AbstractBasil Lythgoe was distinguished as an organic chemist. He began his career at the University of Manchester, where he had studied for his undergraduate and PhD degrees, before moving to University of Cambridge. During this period he collaborated with Alexander Todd on the structural elucidation and total synthesis of the natural nucleosides, and was also noted for his investigation of the structure of the natural substance macrozamin. In 1953 he moved to the chair of organic chemistry at the University of Leeds, running a research group from which several graduate students went on to academic careers of the highest distinction. At Leeds he worked on the structure of the alkaloid taxine 1 and calciferol, among other natural substances. Lythgoe's work was characterized by a combination of insight and high experimental skill.
CitationBiographical Memoirs of Fellows of the Royal Society, volume 70, page 283-295
PublisherThe Royal Society
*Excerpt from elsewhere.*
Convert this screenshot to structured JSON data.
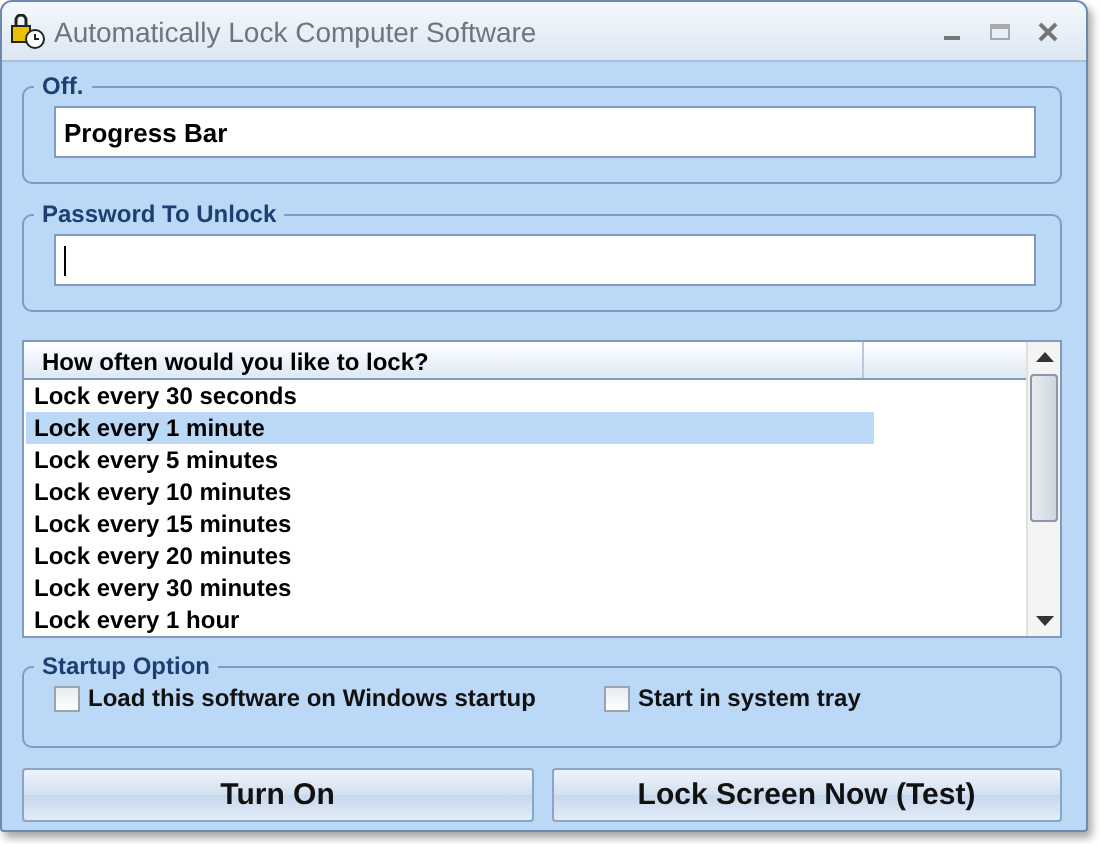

DescriptionFrom Crossref journal articles via Jisc Publications Router
History: epub 2021-03-03, issued 2021-03-03